Downing the first melon was no problem. We had worked up an appetite, having hiked about 4 miles so far. As soon as our spoons scraped the rinds, our little hostess dashed back to the chopping block and cut another melon in half. She put a half in front of each of us and urged us with her eyes to continue eating.
"If she insists..." we thought, knowing that lack of both time and stomach capacity would hinder us from having anymore. We plunged our broad soup-spoons into the second melon.
I took a break and invited the little boy, up to this point watching us curiously from the safety of his grandmother's arms, to watch me dispose of my first melon. I reared my arm back and hurled what was left of it into the fish pond. A sheepish smile told me that the boy was pleased with the distance of my toss.
I wondered if he had ever seen the white skin of foreingers before. If not, he was a pretty brave kid to be sitting right next to me without showing any signs of fear. Growing up in America, we take diversity for granted. Many people, specifically those involved with universities, complain that we don't have enough of it. When you come to a place like this, where the people in villages are basically monolithic, you learn to appreciate the broad spectrum of ethnicities represented in the U.S.
For the most part we sat in silence, we foreigners enjoying the peculiar tranquility of the moment, the Fangs watching our every move with keen interest. They paid particular attention when we spoke to each other in English. I guess they were worried that we were saying something negative about their little plot of land. To allay such anxiety, we were careful to smile and nod a lot as if to include them in the conversation.

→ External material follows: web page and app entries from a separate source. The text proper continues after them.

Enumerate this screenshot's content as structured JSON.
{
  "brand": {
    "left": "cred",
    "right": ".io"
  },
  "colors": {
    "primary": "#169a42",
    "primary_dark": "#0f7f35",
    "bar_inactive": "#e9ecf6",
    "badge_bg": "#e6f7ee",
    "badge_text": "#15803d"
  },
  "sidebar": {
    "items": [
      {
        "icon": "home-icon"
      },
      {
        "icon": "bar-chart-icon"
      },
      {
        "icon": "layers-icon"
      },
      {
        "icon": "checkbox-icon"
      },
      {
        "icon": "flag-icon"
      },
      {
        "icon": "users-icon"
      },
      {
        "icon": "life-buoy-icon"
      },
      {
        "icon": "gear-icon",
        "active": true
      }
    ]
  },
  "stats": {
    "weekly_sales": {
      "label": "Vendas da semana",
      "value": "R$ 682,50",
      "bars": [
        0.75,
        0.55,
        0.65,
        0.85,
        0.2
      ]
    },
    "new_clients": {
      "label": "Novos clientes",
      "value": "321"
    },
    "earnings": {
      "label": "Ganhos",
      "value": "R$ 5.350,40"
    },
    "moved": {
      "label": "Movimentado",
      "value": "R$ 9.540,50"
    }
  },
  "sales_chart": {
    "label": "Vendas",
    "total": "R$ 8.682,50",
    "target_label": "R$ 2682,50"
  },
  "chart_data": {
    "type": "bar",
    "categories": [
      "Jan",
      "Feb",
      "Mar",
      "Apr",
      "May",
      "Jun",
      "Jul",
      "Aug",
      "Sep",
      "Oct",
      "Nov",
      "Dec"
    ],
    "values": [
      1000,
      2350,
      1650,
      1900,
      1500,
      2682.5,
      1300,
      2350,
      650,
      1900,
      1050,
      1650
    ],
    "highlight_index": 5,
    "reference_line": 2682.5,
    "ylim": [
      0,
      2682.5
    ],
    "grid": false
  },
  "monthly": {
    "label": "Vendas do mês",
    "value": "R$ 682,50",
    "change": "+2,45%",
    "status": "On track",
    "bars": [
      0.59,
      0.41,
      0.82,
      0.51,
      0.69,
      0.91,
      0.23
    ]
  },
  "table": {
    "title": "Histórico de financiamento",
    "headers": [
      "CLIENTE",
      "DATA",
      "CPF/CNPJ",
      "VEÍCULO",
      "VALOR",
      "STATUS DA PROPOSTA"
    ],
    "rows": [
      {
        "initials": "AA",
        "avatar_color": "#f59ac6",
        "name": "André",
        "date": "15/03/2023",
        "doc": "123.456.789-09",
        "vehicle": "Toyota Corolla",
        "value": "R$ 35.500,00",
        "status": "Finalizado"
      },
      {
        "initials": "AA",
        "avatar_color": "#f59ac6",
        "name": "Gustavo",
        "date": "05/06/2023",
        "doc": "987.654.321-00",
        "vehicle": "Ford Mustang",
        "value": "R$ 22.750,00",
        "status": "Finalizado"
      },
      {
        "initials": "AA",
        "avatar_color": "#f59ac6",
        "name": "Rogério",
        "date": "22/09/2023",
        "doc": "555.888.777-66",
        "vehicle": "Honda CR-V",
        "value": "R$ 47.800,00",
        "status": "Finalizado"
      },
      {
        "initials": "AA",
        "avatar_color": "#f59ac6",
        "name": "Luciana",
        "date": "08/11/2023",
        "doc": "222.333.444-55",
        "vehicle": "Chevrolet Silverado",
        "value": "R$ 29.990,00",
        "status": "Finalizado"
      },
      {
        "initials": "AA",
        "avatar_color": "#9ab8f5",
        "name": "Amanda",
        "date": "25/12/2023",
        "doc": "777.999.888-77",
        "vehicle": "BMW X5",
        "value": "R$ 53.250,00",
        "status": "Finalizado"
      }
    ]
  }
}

We said nothing but good things about their hospitality and how they welcomed us so easily. How many Americans would be eager to open up their homes and pantries to some non-English-speaking Chinese people who showed up on their doorstep? Not many.
It's funny how many allegories there between this trip and Jesus' sending out the 72 disciples in Luke 10. He tells them to find hospitable people to stay with and to eat what is put in front of them. If their hosts treat them well, he tells them to "let their peace remain on that house." Conversely, if their hosts do not bless them, he says they'll be punished worse than Sodom and Gomorrah. The Fangs definitely got this one right, and I hoped God would bless them for it.
Before the girl could chop another melon, Steve and I got up and prepared to leave. We took pictures, one of each of us with the entire family. Then we rejoined the curvy trail that led us back past the well toward the run-down temple. As we walked by the well, we used it to shield us from the Fangs' curious eyes, eyes which had been glued on us ever since we started back up the trail. Effectively hidden, I dropped a VCD at the mouth of the well, hoping that someone would find living water.
We emerged from behind the well for one last glance at the family. They were still staring as if they thought we were spirits which had magically vanished into thin air. We waved at them, noting that they represented three generations of people who our efforts would hopefully expose to the gospel.